  6. It’s interesting the way that “well and happy” ended up “hell and wappy”. In most cases, it’s all gobblygoop, except in this line (I think. Are there others?) where the letters switch and the words half make sense and are very striking.

    It pas a fery vun woem. Maybe I’ll read it to my students on April fools day. I hope you are hell and wappy.

    • It happens, Anna, that sometimes these reversals are fortuitous and make something really funny; other times it’s just the sound that tickles, like “slopped her dripper”.

      Examples of really good ones would be “shook a tower” (for took a shower) or “belly jeans” for (jelly beans ) where the swap of letters makes actual words. I know that children used to get a kick out of spoonerisms, from my own experience in the past, but If you do it with your students, I would be very interested to hear how it goes. Some folks say that kids are different now, and more interested in electronic media than in such language and mind games. Not being around them anymore, I don’t know.
      And thank you for wishing me well and happy. It’s been a terrible month of March, on many levels, but I can sense that spring is coming. 🙂

    • I like that idea, Sylvie. I never used it that way, but I can see that it would make an interesting puzzle for them to figure out. Maybe they would enjoy the funny nonsense words that it makes, too. I once taught classes in English as a Second Language, but I never tried this. I wish I had done so! We can always use a bit of fun!

      • We must use a bit of fun (or a lot) these days. Not that I mind, but the general idea is “I do mind learning, provided it does not hurt” 🙂 (I should not say this, but I cannot help it)

  7. Before listening and reading, I had to crack the dictionary for spooneristic or spoonerized, but fortunately I found spoonerism. But I must admit, you had me smiling all the way through the tale, which is such a shirty dame. 😉 … Brilliantly done!

  8. Oh, if only Lewis Carroll were alive. He’d probably spin up a tub and fill it with words and shoot it into a whirlpool just to see what meaningful nonsense might come out in a universe that almost makes sense if you ignore all the craziness dancing around.

  9. Wasn’t Rev. Spooner the one who came up with the term “kinquering kongs?” I loved it. Just the kind of thing to seize the wandering attention of the adolescent that I was.

  10. Great fun, this one Cynthia. I was half-thinking about making hay from the line where Prinderella ‘lad to heave’, but then I worried some kids might be reading (on their phones, natch.)

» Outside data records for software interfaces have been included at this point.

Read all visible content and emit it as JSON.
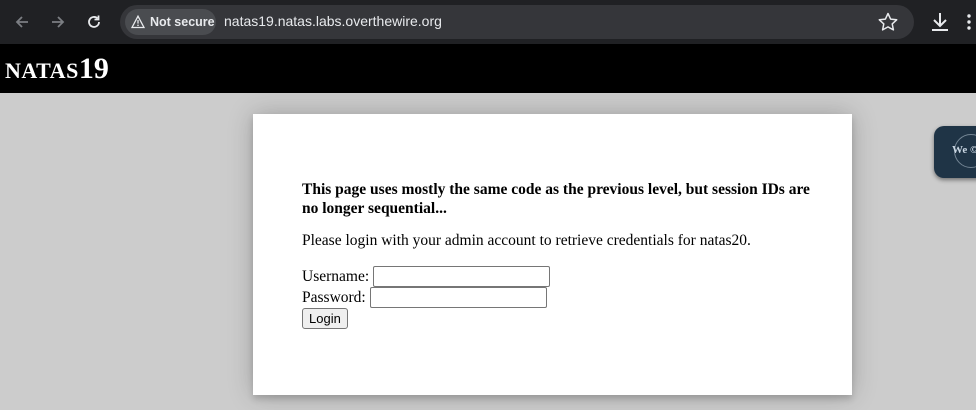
{
  "browser": {
    "security_label": "Not secure",
    "url": "natas19.natas.labs.overthewire.org"
  },
  "page": {
    "title_prefix": "NATAS",
    "title_number": "19",
    "intro_text": "This page uses mostly the same code as the previous level, but session IDs are no longer sequential...",
    "login_message": "Please login with your admin account to retrieve credentials for natas20.",
    "form": {
      "username_label": "Username:",
      "username_value": "",
      "password_label": "Password:",
      "password_value": "",
      "submit_label": "Login"
    },
    "badge_text": "We ©"
  },
  "colors": {
    "chrome_bg": "#202124",
    "omnibox_bg": "#35363a",
    "header_bg": "#000000",
    "page_bg": "#cccccc",
    "card_bg": "#ffffff"
  },
  "icons": [
    "back-arrow-icon",
    "forward-arrow-icon",
    "reload-icon",
    "warning-triangle-icon",
    "bookmark-star-icon",
    "download-icon",
    "menu-dots-icon"
  ]
}
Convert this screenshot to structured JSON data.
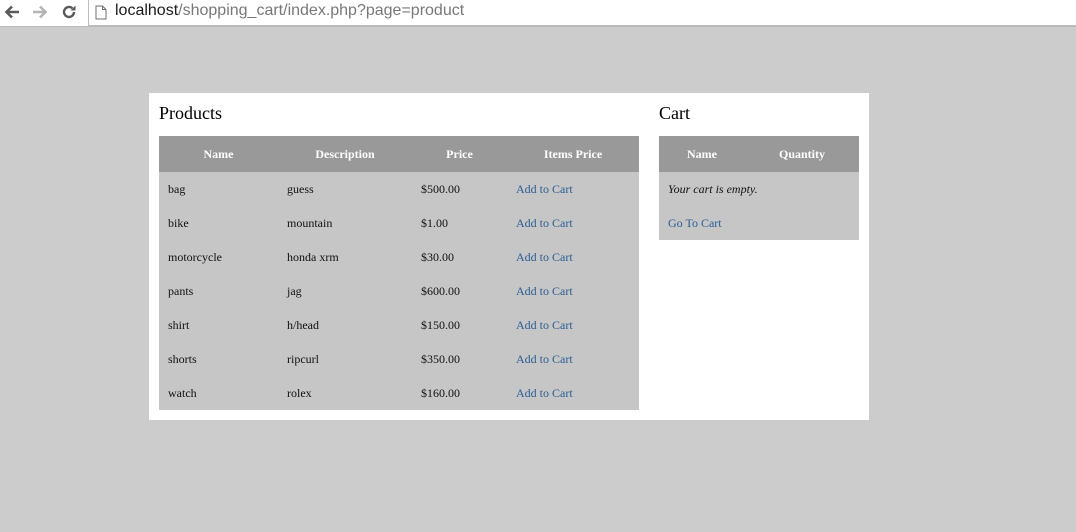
{
  "browser": {
    "url_host": "localhost",
    "url_path": "/shopping_cart/index.php?page=product"
  },
  "products": {
    "title": "Products",
    "columns": [
      "Name",
      "Description",
      "Price",
      "Items Price"
    ],
    "rows": [
      {
        "name": "bag",
        "description": "guess",
        "price": "$500.00",
        "action": "Add to Cart"
      },
      {
        "name": "bike",
        "description": "mountain",
        "price": "$1.00",
        "action": "Add to Cart"
      },
      {
        "name": "motorcycle",
        "description": "honda xrm",
        "price": "$30.00",
        "action": "Add to Cart"
      },
      {
        "name": "pants",
        "description": "jag",
        "price": "$600.00",
        "action": "Add to Cart"
      },
      {
        "name": "shirt",
        "description": "h/head",
        "price": "$150.00",
        "action": "Add to Cart"
      },
      {
        "name": "shorts",
        "description": "ripcurl",
        "price": "$350.00",
        "action": "Add to Cart"
      },
      {
        "name": "watch",
        "description": "rolex",
        "price": "$160.00",
        "action": "Add to Cart"
      }
    ]
  },
  "cart": {
    "title": "Cart",
    "columns": [
      "Name",
      "Quantity"
    ],
    "empty_message": "Your cart is empty.",
    "go_to_cart": "Go To Cart"
  },
  "colors": {
    "page_bg": "#cccccc",
    "header_bg": "#999999",
    "table_bg": "#c6c6c6",
    "link": "#2a5d93"
  }
}
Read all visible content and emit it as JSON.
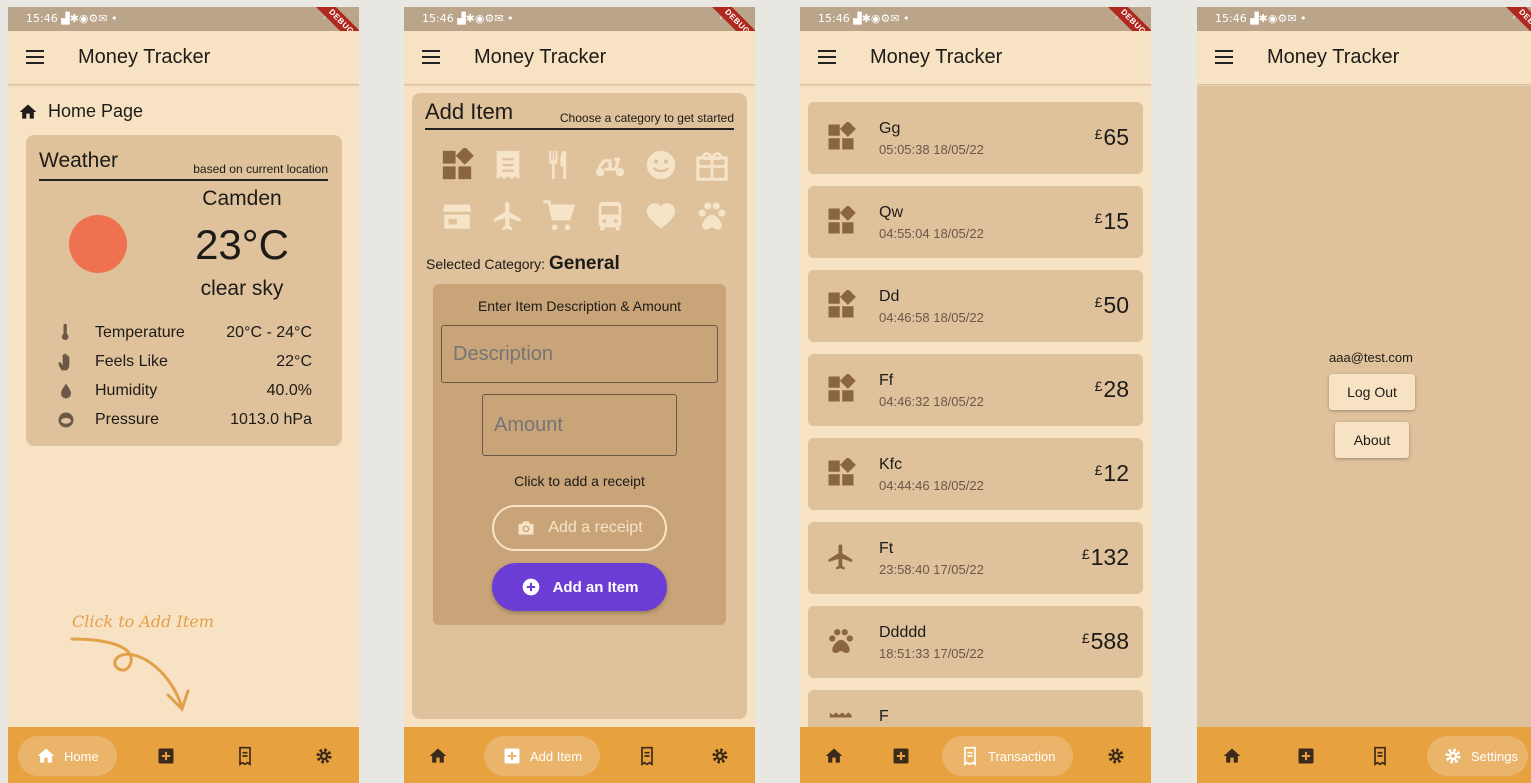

    • Thanks for the chuckle. I have a sneaky suspicion there aren’t many juvenile readers to my blog, but I am glad to hear that the teacher in you—and the newbie Dad—came to the fore. I hope all is going well with your latest adventures.

Leave a Reply

Fill in your details below or click an icon to log in:

WordPress.com Logo

You are commenting using your WordPress.com account. Log Out / Change )

Twitter picture

You are commenting using your Twitter account. Log Out / Change )

Facebook photo

You are commenting using your Facebook account. Log Out / Change )

Google+ photo

You are commenting using your Google+ account. Log Out / Change )

Connecting to %s